Sam Morris / File photo
Wednesday, July 17, 2013 | 7:09 p.m.
Clark County commissioners are taking a step back and turning over most of their oversight authority of the financially challenged University Medical Center to an independent advisory board a little more than a year after a similar setup was shut down due to lack of effectiveness.
Commissioners decided Wednesday during a UMC board meeting to begin the recruitment and selection process for what likely will be a nine-member board charged with overseeing the hospital's operations and long-term planning.
The decision to create an advisory board brings to an end months of at times acrimonious debate on the issue, which initially drew opposition from several commissioners, including UMC board Chairman Lawrence Weekly.
Initial plans discussed included turning the hospital into a nonprofit subsidiary of the county before attention shifted to a legislative bill that would have given commissioners more flexibility when setting up the independent board.
When that bill failed, commissioners regrouped and began discussing what changes are allowed under current state law.
A similar advisory board was established in 2010 and then disbanded 18 months later, but on Wednesday, Weekly said he thinks this time around will be different because commissioners have spent more time discussing what they want to accomplish, leading to a clearer delineation of responsibilities for the new board.
“It wasn’t so much that we didn’t want it; it was just the process and how we got there … for us to talk it out and work it out,” Weekly said. “This time around we took our time. We really got into the weeds of directions and expectations. Last time we just said, ‘Yes, let’s do it,’ and it was more politically driven.”
The split between commissioners was mended in part with the help of Larry Gage, the founder and former president of the National Association of Public Hospitals and Health Systems.
Acting as a consultant, for which he was paid $20,000, Gage spent the past two months interviewing staff and administrators from the county and UMC.
“You’ve brought a lot of our ideas a lot closer together than I thought they would come,” commission Chairman Steve Sisolak, one of the leading proponents for an advisory board, said to Gage on Wednesday.
In his report to the commission, Gage, who created a similar report for the county in 2003, said in his opinion the best model for the hospital is to have an independent board responsible for oversight.
“Even I have been coming here for 10 years talking to you about these issues. Since my last appearance, the importance of dedicated governance for public hospitals has really taken on a tremendous urgency,” Gage said. “Let me be clear: Creating a new governing board is not a panacea. It’s not going to do it all by itself. It is a tool, but I think it’s a very important tool. Hospitals that have taken this step along with many other steps have been more successful by and large than hospitals that have not.”
Having an independent, dedicated governing board “tends to be the standard” among public hospitals and is a model used around the country in places such as Seattle, Atlanta, Minneapolis and Denver, Gage said.

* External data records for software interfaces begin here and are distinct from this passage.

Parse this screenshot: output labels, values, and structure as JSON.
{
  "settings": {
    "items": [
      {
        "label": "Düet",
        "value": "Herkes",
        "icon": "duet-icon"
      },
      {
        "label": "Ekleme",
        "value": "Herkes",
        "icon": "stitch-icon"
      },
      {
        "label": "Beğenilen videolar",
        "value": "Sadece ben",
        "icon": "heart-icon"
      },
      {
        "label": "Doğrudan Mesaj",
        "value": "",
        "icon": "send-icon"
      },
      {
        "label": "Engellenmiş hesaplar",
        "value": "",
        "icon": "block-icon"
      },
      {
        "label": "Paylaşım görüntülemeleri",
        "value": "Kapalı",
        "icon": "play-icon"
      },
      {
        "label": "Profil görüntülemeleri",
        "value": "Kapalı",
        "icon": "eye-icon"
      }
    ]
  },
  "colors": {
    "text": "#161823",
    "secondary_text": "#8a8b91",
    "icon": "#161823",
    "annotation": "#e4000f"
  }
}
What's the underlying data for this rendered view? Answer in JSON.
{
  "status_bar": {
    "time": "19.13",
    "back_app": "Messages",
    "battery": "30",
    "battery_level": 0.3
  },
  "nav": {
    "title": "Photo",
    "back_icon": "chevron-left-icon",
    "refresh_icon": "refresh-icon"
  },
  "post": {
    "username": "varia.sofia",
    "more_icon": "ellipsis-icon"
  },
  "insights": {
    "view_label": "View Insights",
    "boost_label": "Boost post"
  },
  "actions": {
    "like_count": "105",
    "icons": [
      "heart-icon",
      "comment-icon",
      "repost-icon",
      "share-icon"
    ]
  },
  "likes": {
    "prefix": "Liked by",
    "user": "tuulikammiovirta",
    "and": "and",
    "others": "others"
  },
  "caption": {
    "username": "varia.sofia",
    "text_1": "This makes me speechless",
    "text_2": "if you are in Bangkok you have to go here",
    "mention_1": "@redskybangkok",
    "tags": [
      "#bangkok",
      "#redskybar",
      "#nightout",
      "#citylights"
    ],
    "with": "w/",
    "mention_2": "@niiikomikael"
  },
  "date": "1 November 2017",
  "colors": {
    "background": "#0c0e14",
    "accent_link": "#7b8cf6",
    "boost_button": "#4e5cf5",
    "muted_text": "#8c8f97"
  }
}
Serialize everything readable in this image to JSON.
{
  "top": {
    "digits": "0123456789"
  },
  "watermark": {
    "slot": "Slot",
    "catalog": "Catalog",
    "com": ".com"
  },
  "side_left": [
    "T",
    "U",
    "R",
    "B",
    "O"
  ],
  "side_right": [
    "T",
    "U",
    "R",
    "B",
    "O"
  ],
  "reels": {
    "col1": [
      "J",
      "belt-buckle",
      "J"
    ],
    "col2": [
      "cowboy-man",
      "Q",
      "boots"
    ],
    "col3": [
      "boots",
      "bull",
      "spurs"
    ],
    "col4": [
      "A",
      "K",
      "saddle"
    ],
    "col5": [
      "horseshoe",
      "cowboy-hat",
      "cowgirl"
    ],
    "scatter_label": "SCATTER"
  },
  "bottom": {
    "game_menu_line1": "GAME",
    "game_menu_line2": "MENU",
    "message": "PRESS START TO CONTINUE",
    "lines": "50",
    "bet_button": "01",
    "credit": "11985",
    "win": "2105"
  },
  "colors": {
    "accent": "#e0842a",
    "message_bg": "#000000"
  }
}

Under the system proposed by Gage, commissioners would retain several duties while continuing to serve as the hospital’s board of trustees, including final approval of budgets, making appointments to the advisory board and signing off on new building projects.
The advisory board would be given oversight of the rest of the operations, with the charge to develop and implement strategies to improve UMC’s competitiveness and efficiency while also looking for new sources of funding to shore up the hospital’s ailing finances, which required a $30 million subsidy from the county this year to make ends meet.
With commissioners’ blessing Wednesday, the staff will begin drafting an ordinance to codify all of the proposed changes into law. At the same time, Gage will be working with county and hospital staff to put together a nominating committee.
That committee, which would be established in September, would be responsible for recruiting candidates for the advisory board, who would then need final approval from commissioners.
Weekly said the goal is to have the new board in place by January.
“What I want to accomplish is to make sure we have qualified individuals who have time to work closely with the CEO to help move this hospital forward,” he said. “As we move forward into the Affordable Care Act, we have to make sure we’re on the cutting edge and that we’re able to compete so we don’t get lost in the shuffle.”